Bumblepig by Kindling Games is not only an amazing game, but it's also one of those shining gems that will be completely overlooked by most hardcore players upon downloading the demo.
"But ARCWuLF," one might say, "you're an idiot! I can tell if I'm going to like a game by the scant few moments a demo gives me. Also I'm peeing in my pants right now." (That's what you get for calling me an idiot!)
You see, you urine-soaked whiner-monkey, this game has a little something called a difficulty curve. Beneath its colorful construction paper veneer lurks the heart of a champion, but if you only play it for three, or ten, or even thirty minutes you won't be able to find it.
The story behind Bumblepig is a strange one indeed. Allow me to paraphrase:
In the deepest reaches of a far-off galaxy, a pig has been bitten by a radioactive bee... or a bee was bitten by a radioactive pig... or... something... and now this pig-bee mutant hybrid has the awesome power to carry vast amounts of
nuclear warheadspollen with which it intends to annihilate all sentient lifepollinate flowers for cash so that it can buy hats... yeah, I didn't make that last part up.
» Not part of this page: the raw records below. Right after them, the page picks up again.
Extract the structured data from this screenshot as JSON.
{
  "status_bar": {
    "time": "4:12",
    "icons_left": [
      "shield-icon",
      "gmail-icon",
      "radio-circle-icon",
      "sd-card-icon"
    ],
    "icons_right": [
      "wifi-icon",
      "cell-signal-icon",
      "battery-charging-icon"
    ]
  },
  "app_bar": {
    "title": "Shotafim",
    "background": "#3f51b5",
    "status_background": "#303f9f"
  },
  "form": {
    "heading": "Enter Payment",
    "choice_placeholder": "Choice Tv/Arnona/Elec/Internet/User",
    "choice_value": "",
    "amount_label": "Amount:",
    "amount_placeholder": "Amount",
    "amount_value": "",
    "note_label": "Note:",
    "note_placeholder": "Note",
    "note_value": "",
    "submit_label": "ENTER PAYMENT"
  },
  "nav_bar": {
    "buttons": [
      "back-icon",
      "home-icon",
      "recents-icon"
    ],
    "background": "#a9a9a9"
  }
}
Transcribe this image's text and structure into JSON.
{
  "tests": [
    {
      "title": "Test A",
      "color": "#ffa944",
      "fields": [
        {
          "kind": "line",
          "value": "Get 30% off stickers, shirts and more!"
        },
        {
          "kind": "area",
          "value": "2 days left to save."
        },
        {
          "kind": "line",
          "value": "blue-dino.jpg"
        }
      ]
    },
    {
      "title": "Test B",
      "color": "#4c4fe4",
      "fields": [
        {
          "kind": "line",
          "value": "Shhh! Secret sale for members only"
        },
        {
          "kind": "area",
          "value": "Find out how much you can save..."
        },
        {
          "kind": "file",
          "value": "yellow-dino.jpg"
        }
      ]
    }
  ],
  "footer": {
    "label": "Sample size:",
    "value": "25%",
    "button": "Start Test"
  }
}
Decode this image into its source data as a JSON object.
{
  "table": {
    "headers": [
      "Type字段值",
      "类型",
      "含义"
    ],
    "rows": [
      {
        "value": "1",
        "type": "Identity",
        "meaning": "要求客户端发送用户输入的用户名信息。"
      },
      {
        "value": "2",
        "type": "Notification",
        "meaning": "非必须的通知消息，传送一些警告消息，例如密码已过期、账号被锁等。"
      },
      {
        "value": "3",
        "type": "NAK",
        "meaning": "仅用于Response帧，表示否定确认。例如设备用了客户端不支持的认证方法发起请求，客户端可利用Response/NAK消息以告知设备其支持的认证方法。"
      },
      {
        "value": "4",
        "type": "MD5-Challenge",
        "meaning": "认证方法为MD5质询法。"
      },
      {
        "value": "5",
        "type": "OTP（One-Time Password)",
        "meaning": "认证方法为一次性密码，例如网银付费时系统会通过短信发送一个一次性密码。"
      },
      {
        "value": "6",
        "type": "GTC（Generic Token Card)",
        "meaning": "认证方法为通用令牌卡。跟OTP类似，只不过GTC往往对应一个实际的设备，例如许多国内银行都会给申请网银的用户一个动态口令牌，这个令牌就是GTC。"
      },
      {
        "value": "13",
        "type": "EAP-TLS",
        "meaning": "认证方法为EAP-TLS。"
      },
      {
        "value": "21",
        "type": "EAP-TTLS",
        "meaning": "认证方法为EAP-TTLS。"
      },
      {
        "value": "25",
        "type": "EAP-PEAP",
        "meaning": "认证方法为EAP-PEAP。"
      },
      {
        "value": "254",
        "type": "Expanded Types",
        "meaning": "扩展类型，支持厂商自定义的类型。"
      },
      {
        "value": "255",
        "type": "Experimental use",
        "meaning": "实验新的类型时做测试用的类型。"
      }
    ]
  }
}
Anyway, the structure of Bumblepig is a lot like a traditional vertically-scrolling shooter like Galaxian or the more contemporary Ikaruga, but the caveat is that there is no shooting at all in this game. The main challenge in Bumblepig is that you must acquire balls of pollen throughout the stage so that your fuzzy flying freak of nature can pollinate the flowers that litter the stages. Every time you successfully pollinate a flower, it will eject a coin, and some power will be added to a flower meter at the bottom of the screen. As the flower meter fills, the coins increase in value. The amount of money collected throughout the stage determines your score and decides if you can move on to the next stage.
Simple enough, no?
In a word: NO.
While it's easy enough in the initial stages of the game to earn coins and move on, as Bumblepig progresses the stages become much more focused on matching the color of the flowers that you pollinate, stringing them together as you pollinate, and matching the pollen to the correct flowers so that you can earn enough coins to progress. As pollen plants become more scarce in later levels, you are forced to think really fast about your best course of action, and let me tell you, it takes practice!
Complicating matters even further are the games numerous enemy types -- touch one and you will lose whatever pollen you're carrying and have your flower energy depleted. As you have no offensive capability, smooth and accurate flying are your only defense. Unlike a lot of other games, the developers here aren't going to try to hit you with a deluge of cheap enemies. Control is super-smooth and responsive on the left analog stick, every class of enemy is a different size, and all will flash red when you are in close proximity, which means the only way you'll hit them is if you're not paying attention.
The animation in Bumblepig is sparse, but this is hidden in the fact that there is often so much going on that you really don't have time to reflect on it later in the game. In this sense, the graphics aren't any more or less busy than they need to be, and if you stick with it long enough you won't even notice. The coins that you earn in the stages can be used to outfit your pig-bee with various hats and accessories, but you do need to meet various performance requirements to unlock them from the store, so if pointless decorating of your character is your thing (and in this avatar-driven age, whose thing isn't it?) then you have even more reason to keep playing
The sound lets you know, "This is an Indie Game!" This is because individual sounds are sparse, and what is there is really repetitive. There are a few nice audio flourishes, like the tempo increasing and decreasing as you power up the flower bar, but if you want to log some serious time with this game you're going to want to take advantage of the custom soundtrack feature. DEVELOPERS PLEASE: I know that you like to draw and to program, but better than adequate sound design can make a good game great. That's all I'm saying.
So if you're a manly man, a girly girl, or a... um... kiddy kid, give Bumblepig a go -- It is well worth the points!